Supplied entries: Begin

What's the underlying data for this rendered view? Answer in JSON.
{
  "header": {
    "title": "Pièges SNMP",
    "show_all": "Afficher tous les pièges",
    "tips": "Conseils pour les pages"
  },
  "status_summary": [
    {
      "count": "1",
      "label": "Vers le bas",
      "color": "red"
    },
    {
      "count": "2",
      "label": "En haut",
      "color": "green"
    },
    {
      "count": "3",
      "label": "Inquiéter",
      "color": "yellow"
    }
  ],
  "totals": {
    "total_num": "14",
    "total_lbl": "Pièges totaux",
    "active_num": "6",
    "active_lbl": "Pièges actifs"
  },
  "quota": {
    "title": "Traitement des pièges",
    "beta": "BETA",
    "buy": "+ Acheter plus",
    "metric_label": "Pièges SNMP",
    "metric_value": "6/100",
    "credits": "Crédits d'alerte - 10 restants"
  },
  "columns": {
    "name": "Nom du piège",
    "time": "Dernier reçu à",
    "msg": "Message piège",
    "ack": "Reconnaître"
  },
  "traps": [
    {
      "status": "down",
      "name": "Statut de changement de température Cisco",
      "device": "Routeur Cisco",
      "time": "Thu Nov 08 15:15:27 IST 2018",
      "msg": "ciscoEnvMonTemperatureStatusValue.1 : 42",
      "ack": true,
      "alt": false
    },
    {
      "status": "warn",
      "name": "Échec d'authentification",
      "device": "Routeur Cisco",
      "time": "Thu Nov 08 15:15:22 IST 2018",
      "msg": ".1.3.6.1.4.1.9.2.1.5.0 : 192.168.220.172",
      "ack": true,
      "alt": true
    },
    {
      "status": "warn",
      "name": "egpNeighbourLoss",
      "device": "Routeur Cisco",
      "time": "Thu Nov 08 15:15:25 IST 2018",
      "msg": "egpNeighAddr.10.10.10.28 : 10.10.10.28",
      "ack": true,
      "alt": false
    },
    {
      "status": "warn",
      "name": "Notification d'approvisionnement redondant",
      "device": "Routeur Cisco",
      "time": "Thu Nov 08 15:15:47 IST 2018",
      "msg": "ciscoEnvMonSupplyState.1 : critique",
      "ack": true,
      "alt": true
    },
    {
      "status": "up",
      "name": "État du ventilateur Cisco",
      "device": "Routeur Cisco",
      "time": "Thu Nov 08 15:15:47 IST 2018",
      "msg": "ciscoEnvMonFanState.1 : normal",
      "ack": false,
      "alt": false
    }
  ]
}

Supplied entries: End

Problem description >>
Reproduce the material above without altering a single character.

Expected answer >>
What's the underlying data for this rendered view? Answer in JSON.
{
  "header": {
    "title": "Pièges SNMP",
    "show_all": "Afficher tous les pièges",
    "tips": "Conseils pour les pages"
  },
  "status_summary": [
    {
      "count": "1",
      "label": "Vers le bas",
      "color": "red"
    },
    {
      "count": "2",
      "label": "En haut",
      "color": "green"
    },
    {
      "count": "3",
      "label": "Inquiéter",
      "color": "yellow"
    }
  ],
  "totals": {
    "total_num": "14",
    "total_lbl": "Pièges totaux",
    "active_num": "6",
    "active_lbl": "Pièges actifs"
  },
  "quota": {
    "title": "Traitement des pièges",
    "beta": "BETA",
    "buy": "+ Acheter plus",
    "metric_label": "Pièges SNMP",
    "metric_value": "6/100",
    "credits": "Crédits d'alerte - 10 restants"
  },
  "columns": {
    "name": "Nom du piège",
    "time": "Dernier reçu à",
    "msg": "Message piège",
    "ack": "Reconnaître"
  },
  "traps": [
    {
      "status": "down",
      "name": "Statut de changement de température Cisco",
      "device": "Routeur Cisco",
      "time": "Thu Nov 08 15:15:27 IST 2018",
      "msg": "ciscoEnvMonTemperatureStatusValue.1 : 42",
      "ack": true,
      "alt": false
    },
    {
      "status": "warn",
      "name": "Échec d'authentification",
      "device": "Routeur Cisco",
      "time": "Thu Nov 08 15:15:22 IST 2018",
      "msg": ".1.3.6.1.4.1.9.2.1.5.0 : 192.168.220.172",
      "ack": true,
      "alt": true
    },
    {
      "status": "warn",
      "name": "egpNeighbourLoss",
      "device": "Routeur Cisco",
      "time": "Thu Nov 08 15:15:25 IST 2018",
      "msg": "egpNeighAddr.10.10.10.28 : 10.10.10.28",
      "ack": true,
      "alt": false
    },
    {
      "status": "warn",
      "name": "Notification d'approvisionnement redondant",
      "device": "Routeur Cisco",
      "time": "Thu Nov 08 15:15:47 IST 2018",
      "msg": "ciscoEnvMonSupplyState.1 : critique",
      "ack": true,
      "alt": true
    },
    {
      "status": "up",
      "name": "État du ventilateur Cisco",
      "device": "Routeur Cisco",
      "time": "Thu Nov 08 15:15:47 IST 2018",
      "msg": "ciscoEnvMonFanState.1 : normal",
      "ack": false,
      "alt": false
    }
  ]
}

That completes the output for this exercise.